Top of Recorded data
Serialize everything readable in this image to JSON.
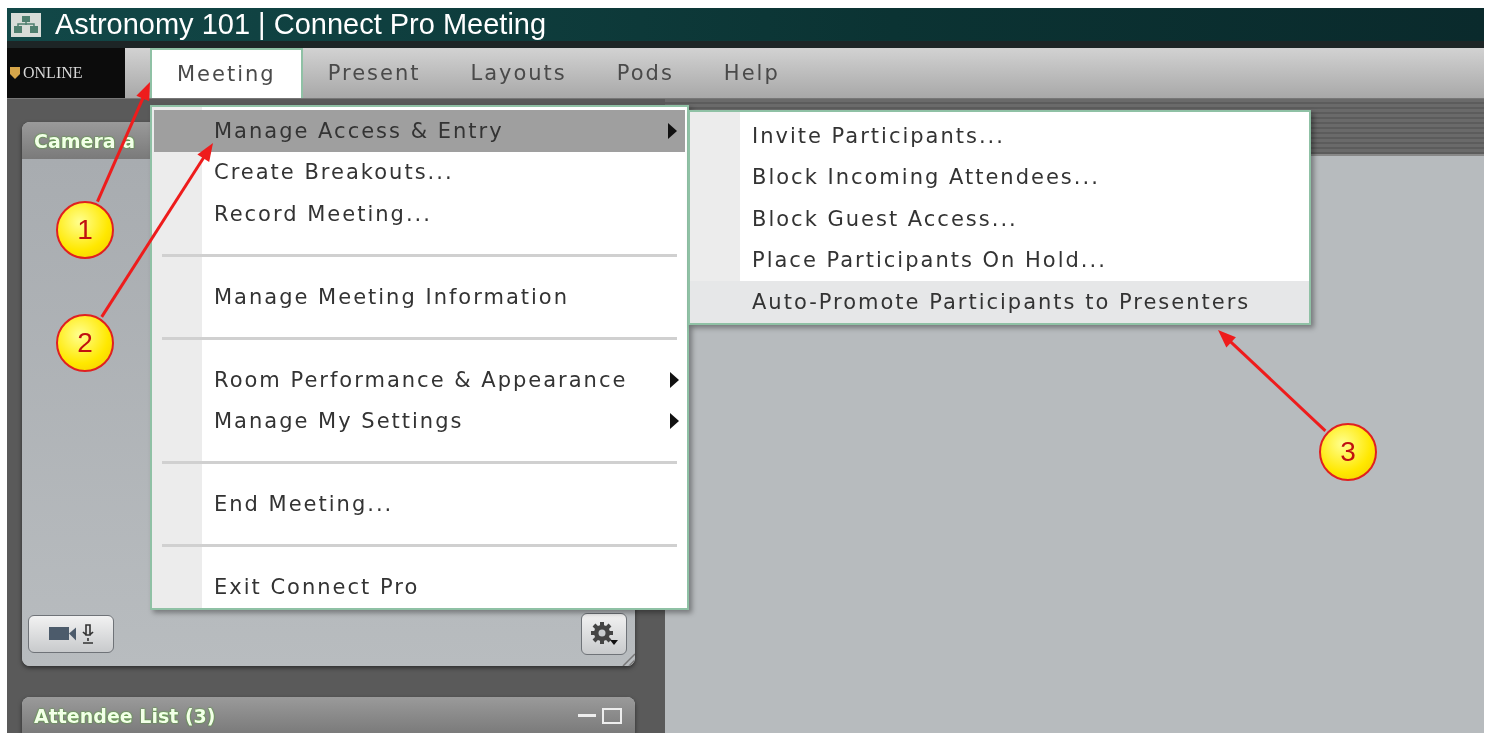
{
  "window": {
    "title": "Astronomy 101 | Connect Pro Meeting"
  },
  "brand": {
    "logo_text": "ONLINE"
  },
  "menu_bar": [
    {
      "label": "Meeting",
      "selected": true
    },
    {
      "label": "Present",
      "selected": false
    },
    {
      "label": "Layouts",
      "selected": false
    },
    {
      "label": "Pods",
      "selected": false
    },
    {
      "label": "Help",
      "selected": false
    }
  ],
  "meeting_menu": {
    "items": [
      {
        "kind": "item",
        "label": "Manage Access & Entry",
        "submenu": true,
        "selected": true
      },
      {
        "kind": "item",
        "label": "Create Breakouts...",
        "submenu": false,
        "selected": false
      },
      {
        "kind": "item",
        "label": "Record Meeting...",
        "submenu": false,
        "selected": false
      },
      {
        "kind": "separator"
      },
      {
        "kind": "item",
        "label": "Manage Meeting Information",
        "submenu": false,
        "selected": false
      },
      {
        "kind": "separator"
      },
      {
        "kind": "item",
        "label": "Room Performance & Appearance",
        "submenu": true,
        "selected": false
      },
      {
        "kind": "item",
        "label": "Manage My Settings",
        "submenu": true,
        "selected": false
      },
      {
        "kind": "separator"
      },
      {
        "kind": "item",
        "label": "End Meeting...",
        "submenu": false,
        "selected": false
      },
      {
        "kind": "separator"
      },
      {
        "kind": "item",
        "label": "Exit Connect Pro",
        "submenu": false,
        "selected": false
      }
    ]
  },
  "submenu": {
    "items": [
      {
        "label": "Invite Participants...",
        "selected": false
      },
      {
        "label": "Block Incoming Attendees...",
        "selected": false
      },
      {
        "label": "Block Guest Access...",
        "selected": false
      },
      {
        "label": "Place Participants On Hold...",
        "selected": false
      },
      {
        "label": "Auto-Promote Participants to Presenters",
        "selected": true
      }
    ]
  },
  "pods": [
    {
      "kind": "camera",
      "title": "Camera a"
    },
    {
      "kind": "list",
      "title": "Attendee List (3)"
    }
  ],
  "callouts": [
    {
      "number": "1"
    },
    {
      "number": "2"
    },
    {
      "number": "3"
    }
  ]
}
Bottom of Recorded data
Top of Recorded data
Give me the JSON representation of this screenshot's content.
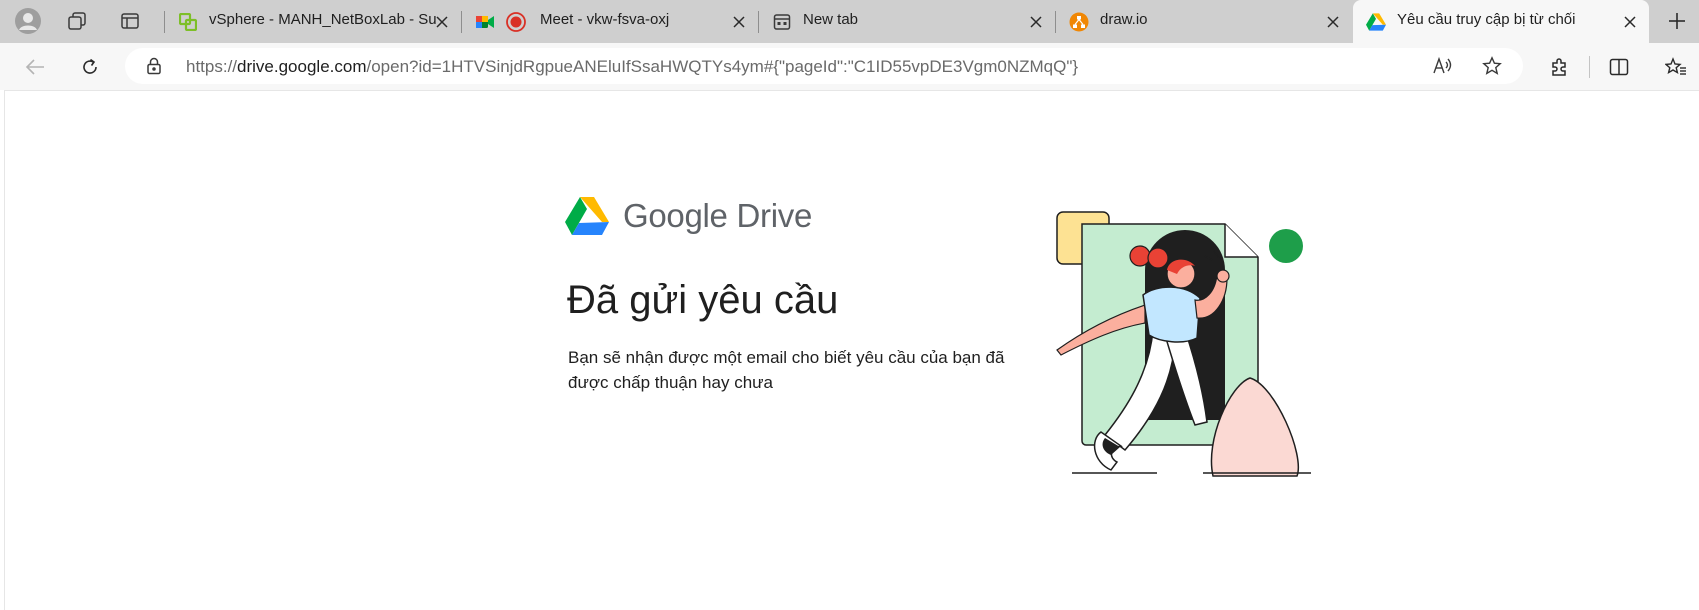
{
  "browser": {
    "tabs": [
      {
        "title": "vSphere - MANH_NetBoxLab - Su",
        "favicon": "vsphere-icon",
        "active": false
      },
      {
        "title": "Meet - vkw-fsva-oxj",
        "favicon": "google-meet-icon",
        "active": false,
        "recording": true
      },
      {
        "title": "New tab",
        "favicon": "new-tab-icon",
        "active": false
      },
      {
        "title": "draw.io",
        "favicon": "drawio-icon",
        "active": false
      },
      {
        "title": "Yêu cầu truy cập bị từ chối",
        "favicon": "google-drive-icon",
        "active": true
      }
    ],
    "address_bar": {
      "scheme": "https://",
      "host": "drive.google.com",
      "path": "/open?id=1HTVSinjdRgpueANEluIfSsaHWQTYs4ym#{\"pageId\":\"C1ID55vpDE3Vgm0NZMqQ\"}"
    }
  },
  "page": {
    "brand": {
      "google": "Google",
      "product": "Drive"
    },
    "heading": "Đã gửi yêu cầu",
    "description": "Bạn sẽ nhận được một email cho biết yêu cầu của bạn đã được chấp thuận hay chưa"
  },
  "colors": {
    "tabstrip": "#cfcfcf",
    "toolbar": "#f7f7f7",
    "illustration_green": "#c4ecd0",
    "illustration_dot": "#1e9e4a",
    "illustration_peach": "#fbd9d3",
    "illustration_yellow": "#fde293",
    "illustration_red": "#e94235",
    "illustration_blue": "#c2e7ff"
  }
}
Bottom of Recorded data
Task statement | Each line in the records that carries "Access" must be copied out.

Exercise result |
        "label": "Manage Access & Entry",
        "label": "Block Guest Access...",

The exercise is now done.